COLUMN: 'We received instructions from Lynsey Bennett that she is terminally ill...'


Gillian O’Mahony


Gillian O’Mahony


Tipperary Tipperary Tipperary

Gillian O’Mahony of Lynch Solicitors

In early November 2020 we received instructions from Lynsey Bennett that she is terminally ill with cervical cancer.

We immediately issued High Court proceedings grounded on the misinterpretation of several cervical smear slides taken both privately and under the national screening programme.

We had significant concerns that her case would not be progressed quickly enough, if it was not given priority by the court.

Accordingly, on November 17, 2020, we brought an urgent case management application to the High Court seeking to have the case prioritised and fast-tracked.

Case management is a very useful mechanism that involves a judge in actively managing how a case is run.

He uses it as a way of moving a case along to hearing in the most efficient and timely manner.

Mr Justice Cross agreed to our urgent application and admitted the case into case management.

Given the circumstances of the case, the court set a very tight timeline for the exchange of reports and paperwork.

Crucially, the Judge specially fixed Lynsey Bennett’s case for a full hearing on Wednesday, January 20, 2021.

Lynsey’s case was further complicated by the fact that the Covid Level 5 restrictions were introduced in January 2021. A direction from High Court President Ms Justice Mary Irvine advised that routine personal injuries cases would not be heard until further notice.

We successfully applied to the High Court to ensure that this case would be heard despite the Level 5 restrictions and we were one of the very few cases which retained a hearing date and were permitted to proceed during the Level 5 restrictions.

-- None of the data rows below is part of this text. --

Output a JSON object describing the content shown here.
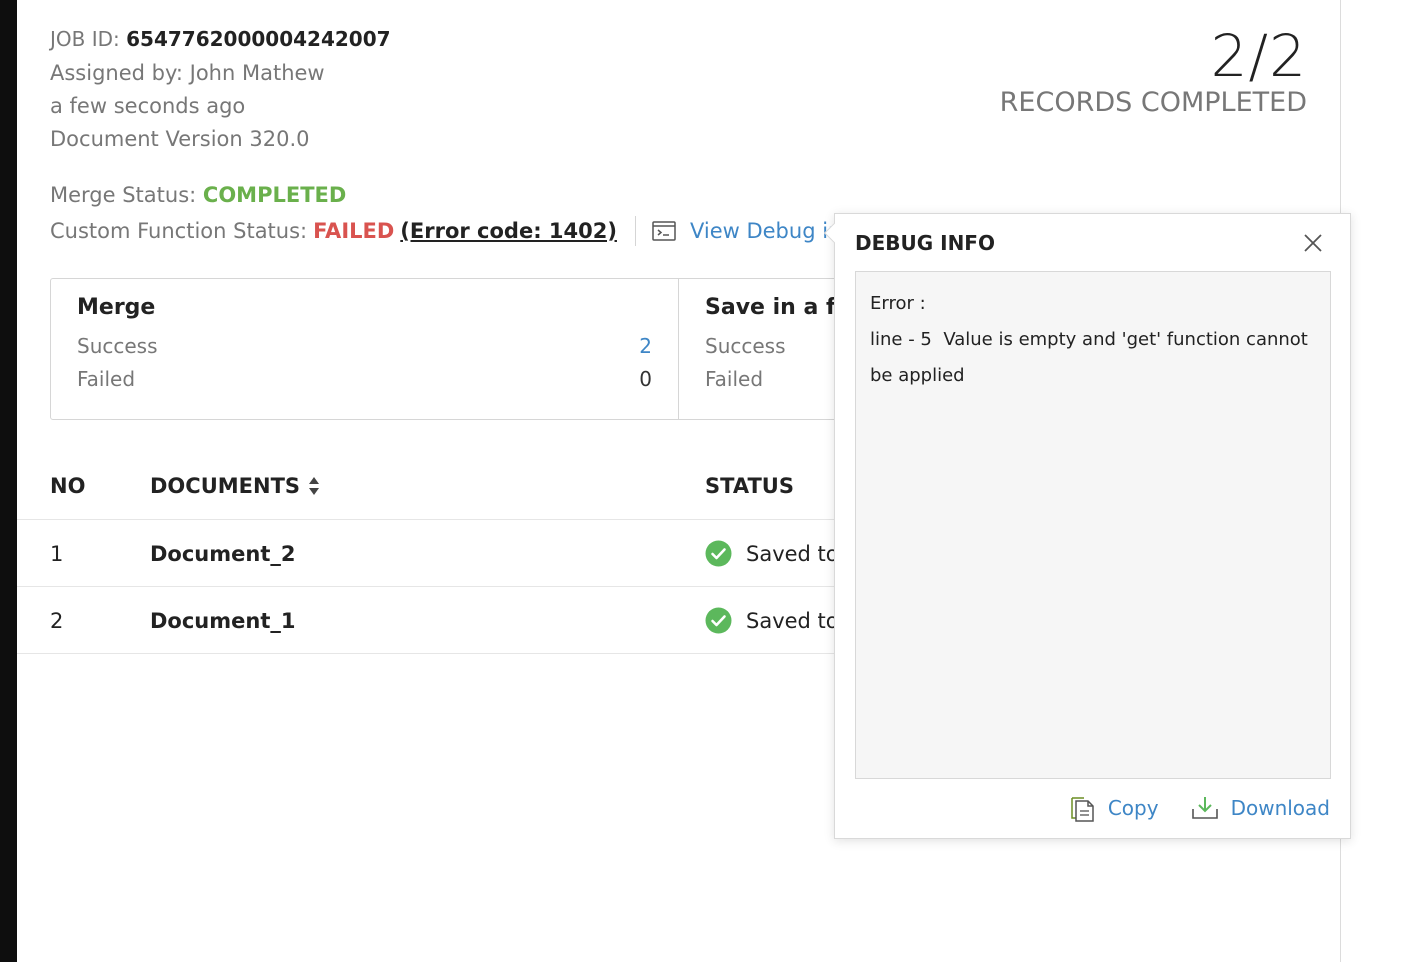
{
  "job": {
    "id_label": "JOB ID:",
    "id_value": "6547762000004242007",
    "assigned_label": "Assigned by:",
    "assigned_value": "John Mathew",
    "time_ago": "a few seconds ago",
    "doc_version_label": "Document Version",
    "doc_version_value": "320.0"
  },
  "status": {
    "merge_label": "Merge Status:",
    "merge_value": "COMPLETED",
    "cf_label": "Custom Function Status:",
    "cf_value": "FAILED",
    "error_code": "(Error code: 1402)",
    "debug_link": "View Debug info"
  },
  "records": {
    "count": "2/2",
    "label": "RECORDS COMPLETED"
  },
  "stats": {
    "merge": {
      "title": "Merge",
      "success_label": "Success",
      "success_value": "2",
      "failed_label": "Failed",
      "failed_value": "0"
    },
    "save": {
      "title": "Save in a folder",
      "success_label": "Success",
      "failed_label": "Failed"
    }
  },
  "table": {
    "headers": {
      "no": "NO",
      "documents": "DOCUMENTS",
      "status": "STATUS"
    },
    "rows": [
      {
        "no": "1",
        "document": "Document_2",
        "status": "Saved to"
      },
      {
        "no": "2",
        "document": "Document_1",
        "status": "Saved to"
      }
    ]
  },
  "debug_popup": {
    "title": "DEBUG INFO",
    "error_line1": "Error :",
    "error_line2": "line - 5  Value is empty and 'get' function cannot",
    "error_line3": "be applied",
    "copy_label": "Copy",
    "download_label": "Download"
  },
  "colors": {
    "accent_blue": "#3e86c6",
    "success_green": "#6ab04c",
    "error_red": "#d9534f"
  }
}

On a positive note, Lynsey Bennett’s case shows that the legal system can respond positively in times of crisis to ensure justice to the most vulnerable in our society needing the protection of the courts.

A key issue in a case such as this is the fact that the individual concerned may have dependents.

Those dependants will normally be able to make a separate claim for loss of services.

This, however, is problematic in circumstances where the carer has already taken a case during their lifetime.

What is loss of dependency/loss of services?

By way of background the Civil Liability Act allows for a claim for “loss of dependency/loss of services” i.e. the cost of care and domestic services for dependents which in the ordinary course of events would have been provided by someone like Lynsey to her children if she had a normal life expectancy.

What does the law say?

On March 19, 2020, in Morrissey & Anor v Health Service Executive & Ors [2020] IESC 6 the Supreme Court delivered a decision following an appeal by the HSE and two laboratories of a High Court judgement delivered by Cross J in May 2019.

While the overall claim of Mrs Morrissey was successful, the Supreme Court allowed one part of the appeal by the laboratory.

The court quashed an award of damages to Mr Morrissey for having to replace services that would have been provided to the family by Mrs Morrissey were it not for her reduced life expectancy.

Clarke CJ determined that the trial judge had erred in making such an award to Mr Morrissey in circumstances where such damages can, under the law as it currently stands, only be recovered in an action brought by dependants under the Civil Liability Act 1961.

Clarke CJ opined that the law in this area may be “potentially anomalous” in some respects and that any change to the law in this area ought to be made by the legislature rather than the judiciary.

What impact does this have on a single mother?

Lynsey Bennett’s case thus was complicated by the fact that she is a single mother to two young children. This gave rise to complex legal issues in the context of loss of services and loss of dependency.

It involved distinguishing these proceedings from the decision of the Supreme Court Morrissey case. Complex constitutional rights also arose in this case particularly in the context of Article 41 of the Constitution and the rights of the family.

Thankfully, following a late-night mediation we did secure damages for both Lynsey and her dependent children. We, as a firm, were privileged to play a part in ensuring that Lynsey Bennett and her family were adequately provided for in circumstances that have had a devastating impact on her life and those of her children, family and friends.

Unfortunately, the interpretation of the law as it presently stands appears to be that a woman in Lynsey’s circumstances may have an appalling choice to make.

That choice is to either make a claim while still alive and achieve some level of damages and more importantly vindication or to forego that comfort and leave it to her dependents to take a case after her death with the result that she will never know that her children have been financially provided for.

We would hope that our legislators will take the required step to provide more certainty in this area and make the required legislative changes.

If you want any further information, contact us on 052 6124344, email us: